Interstitial lung disease is another term for pulmonary fibrosis, or “scarring” and “inflammation” of the interstitium (the tissue that surrounds the lung’s air sacs, blood vessels and airways). Analogy of grapes is good for understanding of nature of ILD lungs. Normal lungs are like grapes and ILD lungs are like raisins. ILD lungs are also shrunken and hard as raisins.
Interstitial lung disease describes a large group of disorders, most of which cause progressive scarring of lung tissue. The scarring associated with interstitial lung disease eventually affects your ability to breathe and get enough oxygen into your bloodstream
Interstitial lung disease can be caused by long-term exposure to hazardous materials, such as asbestos. Some types of autoimmune diseases, such as rheumatoid arthritis, also can cause interstitial lung disease. In some cases, however, the causes remain unknown
Once lung scarring occurs, it’s generally irreversible. Medications may slow the damage of interstitial lung disease, but many people never regain full use of their lungs.
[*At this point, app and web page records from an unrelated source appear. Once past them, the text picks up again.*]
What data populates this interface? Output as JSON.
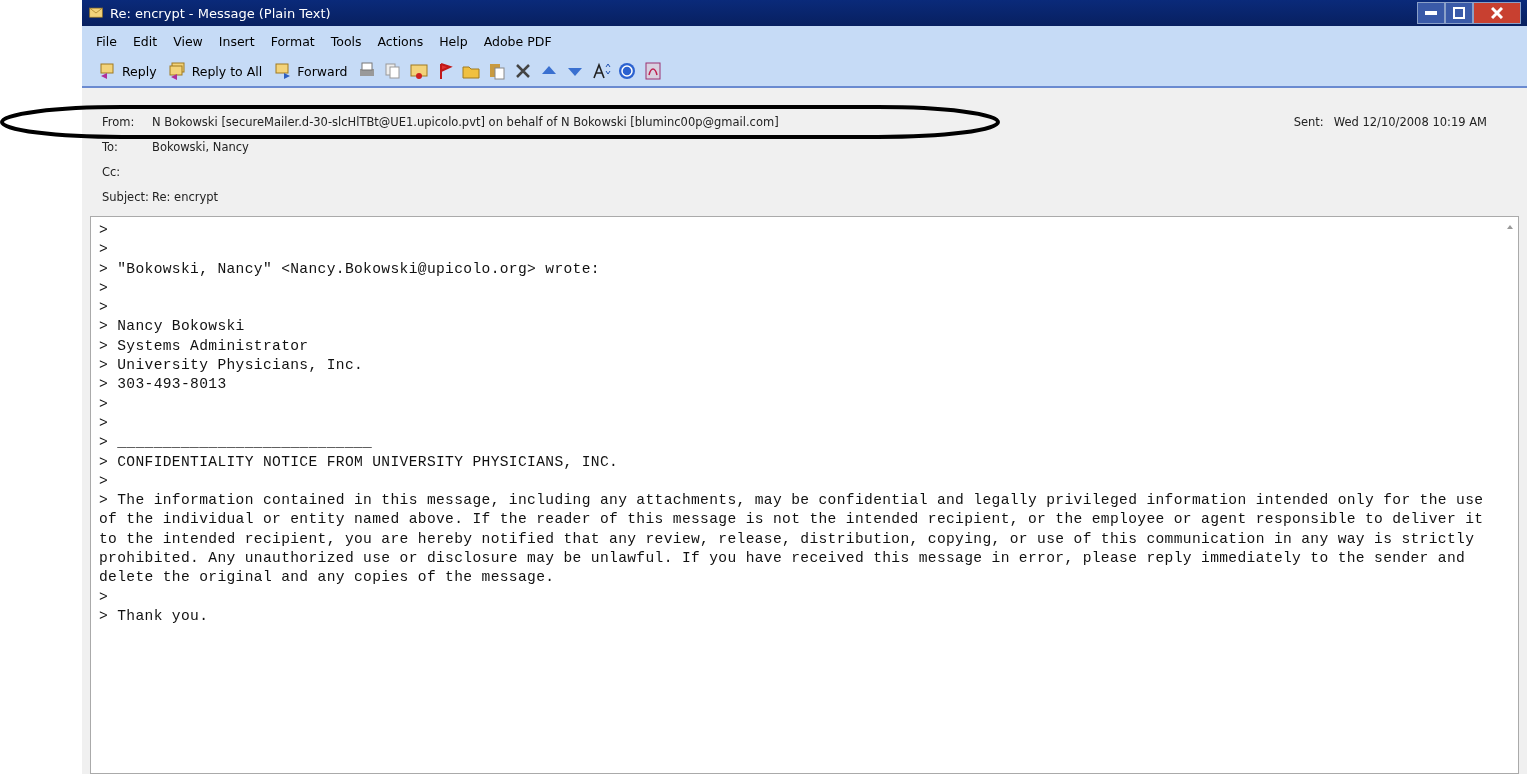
{
  "window": {
    "title": "Re: encrypt - Message (Plain Text)"
  },
  "menu": [
    "File",
    "Edit",
    "View",
    "Insert",
    "Format",
    "Tools",
    "Actions",
    "Help",
    "Adobe PDF"
  ],
  "toolbar": [
    {
      "kind": "labeled",
      "label": "Reply"
    },
    {
      "kind": "labeled",
      "label": "Reply to All"
    },
    {
      "kind": "labeled",
      "label": "Forward"
    },
    {
      "kind": "icon"
    },
    {
      "kind": "icon"
    },
    {
      "kind": "icon"
    },
    {
      "kind": "icon"
    },
    {
      "kind": "icon"
    },
    {
      "kind": "icon"
    },
    {
      "kind": "icon"
    },
    {
      "kind": "icon"
    },
    {
      "kind": "icon"
    },
    {
      "kind": "icon"
    },
    {
      "kind": "icon"
    },
    {
      "kind": "icon"
    }
  ],
  "header": {
    "fields": [
      {
        "label": "From:",
        "value": "N Bokowski [secureMailer.d-30-slcHlTBt@UE1.upicolo.pvt] on behalf of N Bokowski [bluminc00p@gmail.com]"
      },
      {
        "label": "To:",
        "value": "Bokowski, Nancy"
      },
      {
        "label": "Cc:"
      },
      {
        "label": "Subject:",
        "value": "Re: encrypt"
      }
    ],
    "sent": {
      "label": "Sent:",
      "value": "Wed 12/10/2008 10:19 AM"
    }
  },
  "body": {
    "lines": [
      ">",
      ">",
      "> \"Bokowski, Nancy\" <Nancy.Bokowski@upicolo.org> wrote:",
      ">",
      ">",
      "> Nancy Bokowski",
      "> Systems Administrator",
      "> University Physicians, Inc.",
      "> 303-493-8013",
      ">",
      ">",
      "> ____________________________",
      "> CONFIDENTIALITY NOTICE FROM UNIVERSITY PHYSICIANS, INC.",
      ">",
      "> The information contained in this message, including any attachments, may be confidential and legally privileged information intended only for the use",
      "of the individual or entity named above. If the reader of this message is not the intended recipient, or the employee or agent responsible to deliver it",
      "to the intended recipient, you are hereby notified that any review, release, distribution, copying, or use of this communication in any way is strictly",
      "prohibited. Any unauthorized use or disclosure may be unlawful. If you have received this message in error, please reply immediately to the sender and",
      "delete the original and any copies of the message.",
      ">",
      "> Thank you."
    ]
  }
}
Lung transplant is an option for some people who have interstitial lung disease